Zadie Smith summed up musical biopics quite succinctly in her short review of Walk the Line in Changing My Mind: Occasional Essays: “musical biopics are always the right story: the struggle toward self-actualization. […] The bad guy in every musician’s biopic is the musician himself” (189-90). But then, Smith is talking about a very real, very pervasive Western success trope of roads to fame besieged by drugs and ego and that very dark night of the soul before redemption. Musicians are biblical figures for Smith, perennial prodigal sons who deal with consequences of fame by wrestling personal demons on a very lonely plain of one: our American heroes have always walked the line alone.
The sociological notion of the individual versus the collective isn’t a very far-fetched schema to apply to Go Go 70s, a Korean musical biopic released in 2008 about real-life band the Devils, who play soul music to an unappreciative American army base before rocketing to fame by citizens enthralled with their gutsy sound (with plenty of American covers – one choice scene involves a brilliant rendition of “Land of 1000 Dances”) and wild image (even these boys don’t eventually skirt a lock-chopping by power drunk police officers). The time of South Korea’s military dictatorship in the early 70s provides a wonderful historical backdrop for the harmony of rock and rebellion without evoking nostalgia fables that render the tale quaint.
The drama of the movie falls very little on what turns out to be the requisite fame-hungry lead singer Sang-Gyu’s shoulders, who pools together two bands to form a quasi-super group in order to fulfill his ambition.
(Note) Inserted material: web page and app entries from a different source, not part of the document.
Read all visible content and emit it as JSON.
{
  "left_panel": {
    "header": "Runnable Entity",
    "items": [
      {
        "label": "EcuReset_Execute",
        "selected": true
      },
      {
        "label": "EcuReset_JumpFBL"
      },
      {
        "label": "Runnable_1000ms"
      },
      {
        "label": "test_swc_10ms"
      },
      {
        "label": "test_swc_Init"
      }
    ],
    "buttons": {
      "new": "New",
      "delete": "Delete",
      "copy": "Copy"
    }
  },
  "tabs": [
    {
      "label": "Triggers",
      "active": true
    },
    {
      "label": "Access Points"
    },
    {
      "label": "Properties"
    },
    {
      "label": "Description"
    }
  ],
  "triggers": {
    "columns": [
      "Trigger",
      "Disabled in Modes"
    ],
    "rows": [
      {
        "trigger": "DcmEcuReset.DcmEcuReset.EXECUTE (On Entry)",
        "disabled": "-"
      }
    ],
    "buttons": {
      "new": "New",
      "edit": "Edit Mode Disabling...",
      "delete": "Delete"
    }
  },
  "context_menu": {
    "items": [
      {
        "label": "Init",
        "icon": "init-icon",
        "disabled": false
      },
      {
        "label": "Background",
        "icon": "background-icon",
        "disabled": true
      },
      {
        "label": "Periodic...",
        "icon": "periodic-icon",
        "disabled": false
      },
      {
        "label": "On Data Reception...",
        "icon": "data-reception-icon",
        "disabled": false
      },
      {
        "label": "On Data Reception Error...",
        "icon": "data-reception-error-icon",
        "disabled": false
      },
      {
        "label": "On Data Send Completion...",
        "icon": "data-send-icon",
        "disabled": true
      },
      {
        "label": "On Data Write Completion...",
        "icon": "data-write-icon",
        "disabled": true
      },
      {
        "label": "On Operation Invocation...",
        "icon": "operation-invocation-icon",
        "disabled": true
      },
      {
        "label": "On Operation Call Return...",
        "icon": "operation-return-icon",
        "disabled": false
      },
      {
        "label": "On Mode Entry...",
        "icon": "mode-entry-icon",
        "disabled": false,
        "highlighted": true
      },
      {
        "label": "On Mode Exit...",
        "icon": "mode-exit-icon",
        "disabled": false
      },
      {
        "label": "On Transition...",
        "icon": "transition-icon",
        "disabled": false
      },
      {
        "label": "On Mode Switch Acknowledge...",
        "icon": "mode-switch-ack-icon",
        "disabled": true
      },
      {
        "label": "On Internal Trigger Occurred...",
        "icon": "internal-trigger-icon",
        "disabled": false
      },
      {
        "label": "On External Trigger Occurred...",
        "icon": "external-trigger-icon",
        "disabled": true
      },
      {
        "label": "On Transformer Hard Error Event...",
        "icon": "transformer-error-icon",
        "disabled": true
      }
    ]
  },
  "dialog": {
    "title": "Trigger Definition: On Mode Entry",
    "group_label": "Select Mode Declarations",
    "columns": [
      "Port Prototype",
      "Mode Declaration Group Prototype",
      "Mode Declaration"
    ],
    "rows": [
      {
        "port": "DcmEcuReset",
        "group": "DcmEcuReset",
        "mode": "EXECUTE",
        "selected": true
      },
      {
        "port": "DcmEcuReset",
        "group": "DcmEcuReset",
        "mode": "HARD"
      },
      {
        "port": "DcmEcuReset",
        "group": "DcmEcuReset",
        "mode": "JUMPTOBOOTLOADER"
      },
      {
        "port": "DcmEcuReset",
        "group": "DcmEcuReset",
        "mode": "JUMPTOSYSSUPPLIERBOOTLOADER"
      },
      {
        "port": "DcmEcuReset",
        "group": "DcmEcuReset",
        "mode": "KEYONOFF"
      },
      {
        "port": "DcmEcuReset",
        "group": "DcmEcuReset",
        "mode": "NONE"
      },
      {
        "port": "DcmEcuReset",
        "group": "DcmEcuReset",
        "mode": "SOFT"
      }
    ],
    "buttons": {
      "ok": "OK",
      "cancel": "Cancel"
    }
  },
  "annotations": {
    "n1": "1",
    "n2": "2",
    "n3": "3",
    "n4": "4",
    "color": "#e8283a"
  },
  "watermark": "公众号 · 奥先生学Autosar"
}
Though this successful portrayal of group dynamics can, however, fail to provide emotional reactions to penultimate scenes – a member’s death falls on slightly cold hearts when focusing not on individual personalities, but on the group – it resists becoming Sang-Gyu’s story in order to illustrate larger parallels between The Group, The Band, and The Man. Draft-dodging and violation of midnight curfews may not provoke the same soul-searching tension as drug addiction, daddy-issues or an obsession with a cherubic Carter sister, but it illustrates the boundless loyalties each member has to the band – “I’m with you guys until the end!” Sang-Gyu shouts while burning his draft notice on stage.
Even Mimi, a lackadaisical love interest, moves from worshiping Sang-Gyu (“I thought of you always, and singing [after] records while others were slacking off. So…so you are… You are ‘soul’ to me”) to finding her inner diva, perhaps the film’s most blatant symbolic representation of discovering one’s own rhythm. Her transformation from band maid to band mascot seems a bit damning at first in its depiction of females finding “freedom” through mini-skirts and make-up, but the confidence and control with which Mimi eventually works the audience shows neither sexual pandering nor demented irony; Mimi finds expression through movement, vocals, and female solidarity, abandoning Sang-Gyu’s flippant affection and embarking on a much more reliable love affair with music.
As news reels depict the Devils’ youth culture as undignified (“thoughtless dance maniacs must be punished”) and officials begin enforcing the strict code of short hair and modest attire, the band itself undergoes its own turmoil as in-fighting and arrest for subversive ideology threatens the band’s fundamental dedication to soul. Indeed, the villain in this story isn’t the band members’ issues with control, obsession, fame, greed, or a number of other personal struggles that could potentially affect the band, but The Man (a collective acting as a single entity) who threatens The Group (single entities acting as a collective) by making them weak at pivotal moments by choosing individual desires over the good of the band. Where Go Go 70s falls into the Western biopic trap again suddenly seems a blessing: The Group is restored and the power of music triumphs. Smith again: “It is a very hard-hearted atheist indeed who does not believe that Music Saves” (189).